Then, I thought about the painted warp weaving that I’ve seen. Here’s an example from Daryl Lancaster’s collection, which I saw in person in my class at Rhinebeck:

The effect is achieved by dyeing two separate warps (the threads that go lengthwise along the fabric), and then shifting them relative to one another so that the color repeats are offset.

I found the full color repeat of the yarn (about 3 yards), and laid out 6 strands next to one another. Then I lined them up so that I liked the colors that ended up next to one another. I marked the strands, and began knitting them into a black background.

You can see here that I had two different sets of color repeats, in groups of three. In each group, the two outer stripes change together, and the inner one is on a different repeat. After seeing this swatched up, I think I’d prefer it if all the stripes change at the same time for this yarn. But I can imagine lots of things that you could do with this general idea, especially in more subtly-shifting colors with a foreground and a background that can be offset.

I also played with the spacing of the stripes. I started out with three stitches between them, then reduced to two, then to one. I had intended to do my shaping in the wider black areas between the stripes, but I actually like the way this looks, so I may do some shaping in between, too. If I do keep the stripe spacing constant, I like the single-stitch spacing the best.

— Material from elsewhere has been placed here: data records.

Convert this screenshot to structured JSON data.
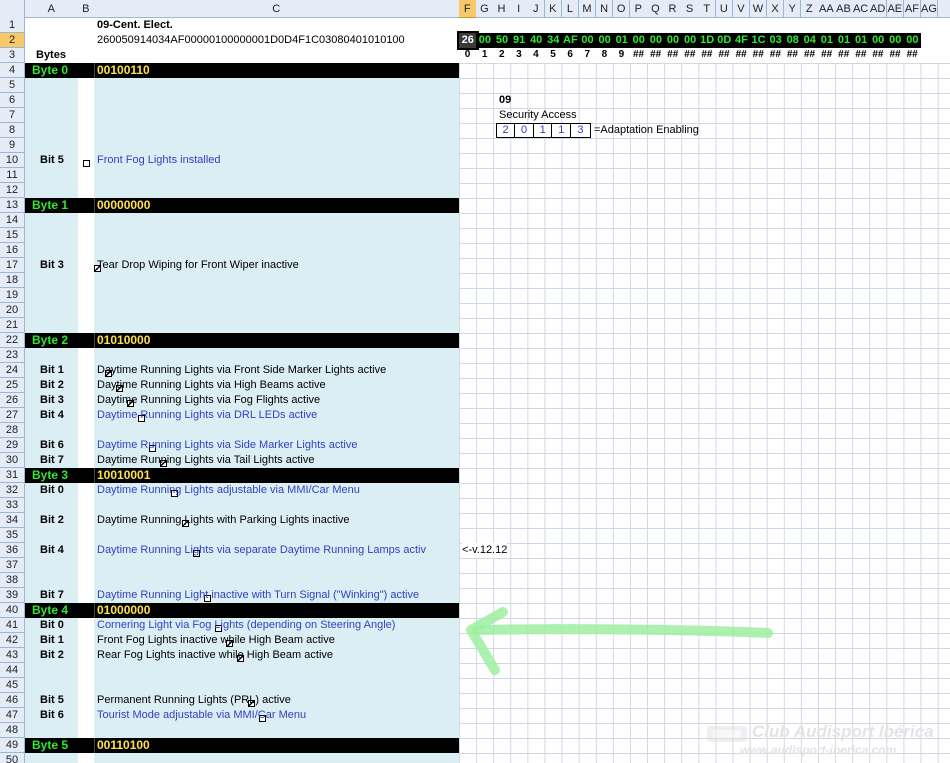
{
  "columns": [
    "A",
    "B",
    "C",
    "F",
    "G",
    "H",
    "I",
    "J",
    "K",
    "L",
    "M",
    "N",
    "O",
    "P",
    "Q",
    "R",
    "S",
    "T",
    "U",
    "V",
    "W",
    "X",
    "Y",
    "Z",
    "AA",
    "AB",
    "AC",
    "AD",
    "AE",
    "AF",
    "AG"
  ],
  "rows": [
    "1",
    "2",
    "3",
    "4",
    "5",
    "6",
    "7",
    "8",
    "9",
    "10",
    "11",
    "12",
    "13",
    "14",
    "15",
    "16",
    "17",
    "18",
    "19",
    "20",
    "21",
    "22",
    "23",
    "24",
    "25",
    "26",
    "27",
    "28",
    "29",
    "30",
    "31",
    "32",
    "33",
    "34",
    "35",
    "36",
    "37",
    "38",
    "39",
    "40",
    "41",
    "42",
    "43",
    "44",
    "45",
    "46",
    "47",
    "48",
    "49",
    "50"
  ],
  "header": {
    "module": "09-Cent. Elect.",
    "coding": "260050914034AF00000100000001D0D4F1C03080401010100",
    "bytes_label": "Bytes"
  },
  "hex_values": [
    "26",
    "00",
    "50",
    "91",
    "40",
    "34",
    "AF",
    "00",
    "00",
    "01",
    "00",
    "00",
    "00",
    "00",
    "1D",
    "0D",
    "4F",
    "1C",
    "03",
    "08",
    "04",
    "01",
    "01",
    "01",
    "00",
    "00",
    "00"
  ],
  "index_values": [
    "0",
    "1",
    "2",
    "3",
    "4",
    "5",
    "6",
    "7",
    "8",
    "9",
    "##",
    "##",
    "##",
    "##",
    "##",
    "##",
    "##",
    "##",
    "##",
    "##",
    "##",
    "##",
    "##",
    "##",
    "##",
    "##",
    "##"
  ],
  "security": {
    "module": "09",
    "title": "Security Access",
    "digits": [
      "2",
      "0",
      "1",
      "1",
      "3"
    ],
    "note": "=Adaptation Enabling"
  },
  "version_note": "<-v.12.12",
  "bytes": [
    {
      "title": "Byte 0",
      "bits": "00100110"
    },
    {
      "title": "Byte 1",
      "bits": "00000000"
    },
    {
      "title": "Byte 2",
      "bits": "01010000"
    },
    {
      "title": "Byte 3",
      "bits": "10010001"
    },
    {
      "title": "Byte 4",
      "bits": "01000000"
    },
    {
      "title": "Byte 5",
      "bits": "00110100"
    }
  ],
  "entries": [
    {
      "bit": "Bit 5",
      "text": "Front Fog Lights installed",
      "checked": false
    },
    {
      "bit": "Bit 3",
      "text": "Tear Drop Wiping for Front Wiper inactive",
      "checked": true
    },
    {
      "bit": "Bit 1",
      "text": "Daytime Running Lights via Front Side Marker Lights active",
      "checked": true
    },
    {
      "bit": "Bit 2",
      "text": "Daytime Running Lights via High Beams active",
      "checked": true
    },
    {
      "bit": "Bit 3",
      "text": "Daytime Running Lights via Fog Flights active",
      "checked": true
    },
    {
      "bit": "Bit 4",
      "text": "Daytime Running Lights via DRL LEDs active",
      "checked": false
    },
    {
      "bit": "Bit 6",
      "text": "Daytime Running Lights via Side Marker Lights active",
      "checked": false
    },
    {
      "bit": "Bit 7",
      "text": "Daytime Running Lights via Tail Lights active",
      "checked": true
    },
    {
      "bit": "Bit 0",
      "text": "Daytime Running Lights adjustable via MMI/Car Menu",
      "checked": false
    },
    {
      "bit": "Bit 2",
      "text": "Daytime Running Lights with Parking Lights inactive",
      "checked": true
    },
    {
      "bit": "Bit 4",
      "text": "Daytime Running Lights via separate Daytime Running Lamps activ",
      "checked": false
    },
    {
      "bit": "Bit 7",
      "text": "Daytime Running Light inactive with Turn Signal (\"Winking\") active",
      "checked": false
    },
    {
      "bit": "Bit 0",
      "text": "Cornering Light via Fog Lights (depending on Steering Angle)",
      "checked": false
    },
    {
      "bit": "Bit 1",
      "text": "Front Fog Lights inactive while High Beam active",
      "checked": true
    },
    {
      "bit": "Bit 2",
      "text": "Rear Fog Lights inactive while High Beam active",
      "checked": true
    },
    {
      "bit": "Bit 5",
      "text": "Permanent Running Lights (PRL) active",
      "checked": true
    },
    {
      "bit": "Bit 6",
      "text": "Tourist Mode adjustable via MMI/Car Menu",
      "checked": false
    }
  ],
  "watermark": {
    "line1": "Club Audisport Ibérica",
    "line2": "www.audisport-iberica.com"
  },
  "colors": {
    "byte_title": "#2ee82e",
    "byte_bits": "#ffe24a",
    "blue_text": "#3440c0",
    "panel": "#dbeef4",
    "arrow": "#9ef0a0"
  }
}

I love the way the reverse side looks, too. So nice and neat. All the intarsia wraps line up, and create “vertical purl stitches” as Branden put it.

I think this may be it.

I’ve said before that I’m not very good at the artistic arrangement of stripes, so I’ve been doing due diligence on Google image search trying to find a pattern that will work here. I’m not stuck on groups of three, and actually I’m thinking that a more random arrangement will probably work better. I’ll also need to decide where to put the color repeats in the garment (neon pink on the bust shaping, or at the waist? Don’t want that to end up in the wrong place by mistake…), but I think this could work well.

And if not, I suppose I can always fall back to the fitted sweater with the horizontal stripes. I really like that one as well. So many options. And none of them take all that much of the accent yarn, so I suppose I could always make more than one…

(This is how I end up with more designs than I will ever knit. Every project creates 6 more sketches I really want to try.)